Items listed in a dataset:
———
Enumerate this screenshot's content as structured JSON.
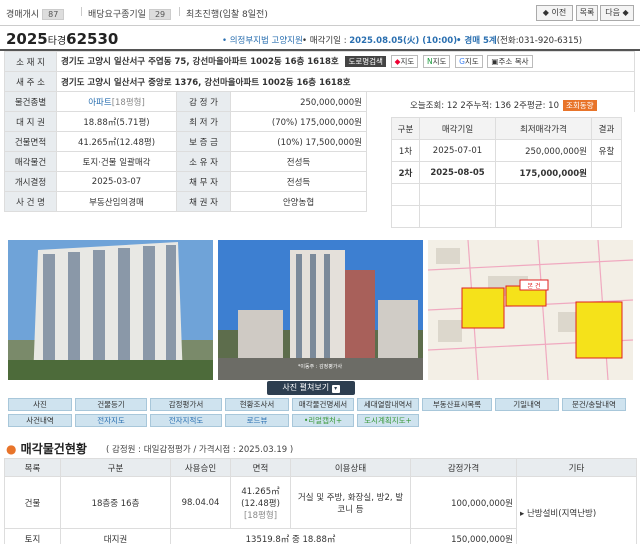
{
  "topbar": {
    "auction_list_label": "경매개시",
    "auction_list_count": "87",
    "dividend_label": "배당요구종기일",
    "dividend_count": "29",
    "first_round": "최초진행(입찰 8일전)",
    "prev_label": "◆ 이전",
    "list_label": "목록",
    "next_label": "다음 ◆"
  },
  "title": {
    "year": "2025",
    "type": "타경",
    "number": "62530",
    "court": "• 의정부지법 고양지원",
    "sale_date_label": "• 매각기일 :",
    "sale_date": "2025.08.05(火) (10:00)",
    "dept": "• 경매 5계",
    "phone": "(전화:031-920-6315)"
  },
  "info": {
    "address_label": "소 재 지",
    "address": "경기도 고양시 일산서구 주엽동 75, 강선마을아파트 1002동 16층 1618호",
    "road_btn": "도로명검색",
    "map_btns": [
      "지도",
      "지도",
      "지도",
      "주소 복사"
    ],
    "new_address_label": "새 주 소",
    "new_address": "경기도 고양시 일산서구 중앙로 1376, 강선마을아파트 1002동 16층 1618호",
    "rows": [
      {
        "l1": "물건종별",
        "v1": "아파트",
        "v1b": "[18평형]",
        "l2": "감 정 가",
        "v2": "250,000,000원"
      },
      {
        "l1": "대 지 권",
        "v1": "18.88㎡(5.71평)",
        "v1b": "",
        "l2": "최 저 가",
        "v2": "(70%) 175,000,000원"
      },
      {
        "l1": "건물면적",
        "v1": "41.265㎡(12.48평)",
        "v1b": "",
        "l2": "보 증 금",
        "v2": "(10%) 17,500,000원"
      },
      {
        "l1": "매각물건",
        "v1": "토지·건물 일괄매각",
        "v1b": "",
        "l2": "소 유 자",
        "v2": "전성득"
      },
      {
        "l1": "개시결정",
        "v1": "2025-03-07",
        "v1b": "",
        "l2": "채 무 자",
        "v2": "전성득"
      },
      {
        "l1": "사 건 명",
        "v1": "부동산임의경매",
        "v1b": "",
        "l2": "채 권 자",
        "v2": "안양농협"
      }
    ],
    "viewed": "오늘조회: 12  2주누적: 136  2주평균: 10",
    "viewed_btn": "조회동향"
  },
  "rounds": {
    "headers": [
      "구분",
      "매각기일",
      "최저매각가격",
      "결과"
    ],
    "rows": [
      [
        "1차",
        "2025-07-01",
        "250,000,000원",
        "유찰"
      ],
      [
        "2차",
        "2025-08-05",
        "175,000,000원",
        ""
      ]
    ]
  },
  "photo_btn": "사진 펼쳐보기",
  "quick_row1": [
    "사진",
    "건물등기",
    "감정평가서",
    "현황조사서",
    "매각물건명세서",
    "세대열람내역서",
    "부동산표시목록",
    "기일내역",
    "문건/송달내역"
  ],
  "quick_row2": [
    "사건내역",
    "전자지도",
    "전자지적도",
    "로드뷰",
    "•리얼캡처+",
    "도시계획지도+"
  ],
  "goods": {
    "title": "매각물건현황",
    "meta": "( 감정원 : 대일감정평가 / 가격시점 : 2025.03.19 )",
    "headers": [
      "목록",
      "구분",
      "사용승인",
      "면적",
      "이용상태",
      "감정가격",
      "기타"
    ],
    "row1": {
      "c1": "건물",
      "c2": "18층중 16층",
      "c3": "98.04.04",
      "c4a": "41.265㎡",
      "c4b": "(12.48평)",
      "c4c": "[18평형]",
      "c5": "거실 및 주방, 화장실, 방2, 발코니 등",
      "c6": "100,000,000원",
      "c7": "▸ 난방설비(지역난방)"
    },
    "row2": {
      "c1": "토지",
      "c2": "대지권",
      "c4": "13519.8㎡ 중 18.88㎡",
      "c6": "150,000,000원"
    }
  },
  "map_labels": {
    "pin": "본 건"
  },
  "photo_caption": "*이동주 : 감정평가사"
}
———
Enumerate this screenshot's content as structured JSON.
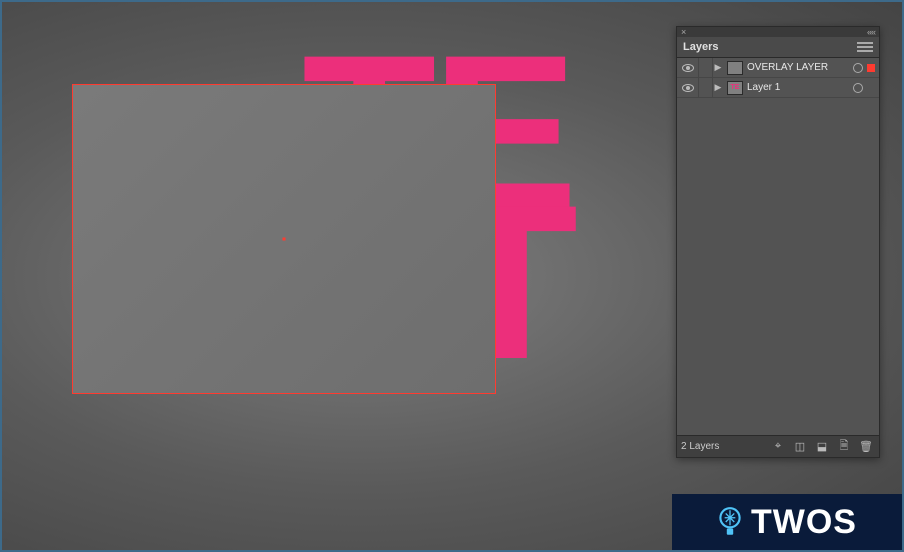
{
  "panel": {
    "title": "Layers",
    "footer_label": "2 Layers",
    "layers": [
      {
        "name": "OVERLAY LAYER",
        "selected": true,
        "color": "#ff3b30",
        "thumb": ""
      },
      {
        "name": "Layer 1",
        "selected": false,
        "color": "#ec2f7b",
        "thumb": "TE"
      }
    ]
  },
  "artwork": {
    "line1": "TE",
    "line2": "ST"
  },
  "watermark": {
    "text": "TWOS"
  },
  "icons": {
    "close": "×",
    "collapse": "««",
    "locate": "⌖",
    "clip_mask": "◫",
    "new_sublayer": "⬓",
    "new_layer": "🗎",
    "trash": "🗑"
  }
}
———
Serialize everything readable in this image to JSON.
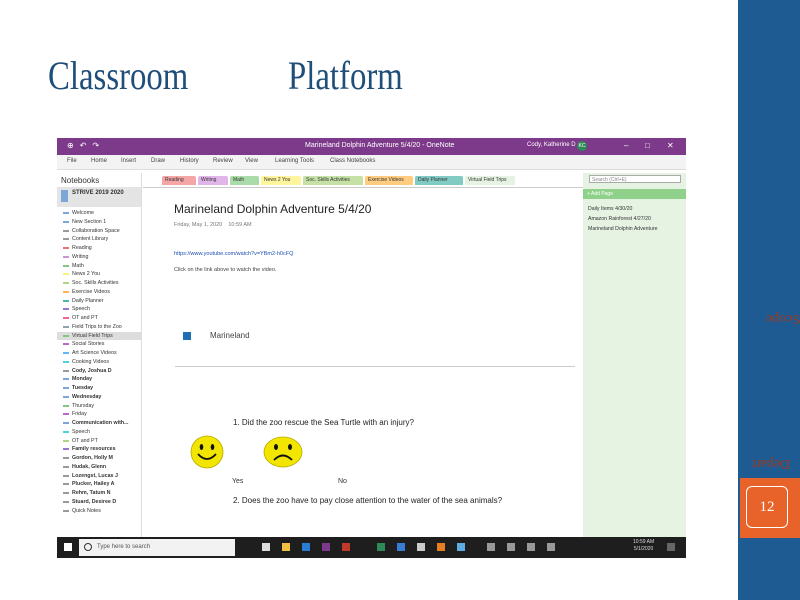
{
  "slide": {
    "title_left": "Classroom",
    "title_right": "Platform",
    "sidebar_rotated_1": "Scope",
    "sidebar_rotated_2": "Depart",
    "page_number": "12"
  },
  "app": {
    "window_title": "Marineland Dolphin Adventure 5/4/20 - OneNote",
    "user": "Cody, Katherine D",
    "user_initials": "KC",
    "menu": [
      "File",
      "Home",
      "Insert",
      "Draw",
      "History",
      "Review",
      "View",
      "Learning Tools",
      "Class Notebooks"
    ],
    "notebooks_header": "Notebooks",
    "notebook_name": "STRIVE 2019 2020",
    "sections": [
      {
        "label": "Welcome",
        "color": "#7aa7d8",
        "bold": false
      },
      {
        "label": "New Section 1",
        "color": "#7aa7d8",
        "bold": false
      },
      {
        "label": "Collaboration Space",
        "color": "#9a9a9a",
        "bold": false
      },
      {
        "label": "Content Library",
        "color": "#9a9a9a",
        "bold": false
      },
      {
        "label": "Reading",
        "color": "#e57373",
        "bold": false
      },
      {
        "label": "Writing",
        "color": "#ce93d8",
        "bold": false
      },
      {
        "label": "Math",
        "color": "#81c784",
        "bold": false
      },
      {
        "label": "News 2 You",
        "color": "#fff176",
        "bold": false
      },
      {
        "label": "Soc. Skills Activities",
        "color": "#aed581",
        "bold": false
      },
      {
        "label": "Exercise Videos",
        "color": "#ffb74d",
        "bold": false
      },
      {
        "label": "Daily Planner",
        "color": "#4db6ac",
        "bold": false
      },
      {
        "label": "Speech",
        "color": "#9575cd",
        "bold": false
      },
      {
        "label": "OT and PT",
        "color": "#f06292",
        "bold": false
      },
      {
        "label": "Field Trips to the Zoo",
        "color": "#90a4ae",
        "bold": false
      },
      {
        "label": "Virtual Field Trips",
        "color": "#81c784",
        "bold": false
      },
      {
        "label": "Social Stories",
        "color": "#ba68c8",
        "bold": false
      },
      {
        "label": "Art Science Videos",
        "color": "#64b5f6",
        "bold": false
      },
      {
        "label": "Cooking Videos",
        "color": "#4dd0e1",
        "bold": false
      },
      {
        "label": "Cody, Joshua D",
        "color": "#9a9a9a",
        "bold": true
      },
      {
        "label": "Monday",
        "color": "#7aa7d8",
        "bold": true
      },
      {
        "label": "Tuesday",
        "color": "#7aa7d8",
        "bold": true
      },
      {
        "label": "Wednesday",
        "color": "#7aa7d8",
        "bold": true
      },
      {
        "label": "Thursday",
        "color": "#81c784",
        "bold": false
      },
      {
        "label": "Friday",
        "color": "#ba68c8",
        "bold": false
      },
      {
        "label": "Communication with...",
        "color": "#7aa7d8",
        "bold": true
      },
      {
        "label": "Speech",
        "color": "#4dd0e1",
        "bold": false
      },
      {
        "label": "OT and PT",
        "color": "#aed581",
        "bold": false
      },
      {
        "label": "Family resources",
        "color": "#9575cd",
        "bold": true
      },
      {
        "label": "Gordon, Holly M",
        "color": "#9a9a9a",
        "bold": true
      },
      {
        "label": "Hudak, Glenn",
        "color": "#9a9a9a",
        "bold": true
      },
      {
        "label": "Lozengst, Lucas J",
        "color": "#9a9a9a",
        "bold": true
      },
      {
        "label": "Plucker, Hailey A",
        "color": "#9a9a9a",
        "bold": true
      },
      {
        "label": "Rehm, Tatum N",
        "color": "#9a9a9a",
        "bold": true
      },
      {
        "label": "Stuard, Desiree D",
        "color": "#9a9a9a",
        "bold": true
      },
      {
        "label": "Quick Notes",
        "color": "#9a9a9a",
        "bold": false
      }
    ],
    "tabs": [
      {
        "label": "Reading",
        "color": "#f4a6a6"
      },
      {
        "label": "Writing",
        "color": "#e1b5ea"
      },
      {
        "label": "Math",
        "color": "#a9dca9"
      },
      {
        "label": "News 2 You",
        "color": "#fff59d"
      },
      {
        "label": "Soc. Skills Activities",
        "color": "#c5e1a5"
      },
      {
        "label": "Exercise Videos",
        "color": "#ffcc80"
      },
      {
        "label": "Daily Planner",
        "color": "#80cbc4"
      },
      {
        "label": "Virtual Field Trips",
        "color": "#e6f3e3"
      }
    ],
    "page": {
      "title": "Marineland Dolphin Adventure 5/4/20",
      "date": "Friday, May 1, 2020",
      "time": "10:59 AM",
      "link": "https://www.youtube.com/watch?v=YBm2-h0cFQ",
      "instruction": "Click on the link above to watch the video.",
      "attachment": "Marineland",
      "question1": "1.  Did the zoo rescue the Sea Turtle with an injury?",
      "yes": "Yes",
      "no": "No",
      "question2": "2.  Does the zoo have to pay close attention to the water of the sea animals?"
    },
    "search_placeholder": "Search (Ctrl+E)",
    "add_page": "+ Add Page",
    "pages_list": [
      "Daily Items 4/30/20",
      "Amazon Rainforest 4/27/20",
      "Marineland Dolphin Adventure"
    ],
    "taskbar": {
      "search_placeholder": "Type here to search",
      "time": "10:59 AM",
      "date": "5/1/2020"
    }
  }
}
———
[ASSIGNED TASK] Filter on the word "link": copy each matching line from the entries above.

[RESPONSE]
      "link": "https://www.youtube.com/watch?v=YBm2-h0cFQ",
      "instruction": "Click on the link above to watch the video.",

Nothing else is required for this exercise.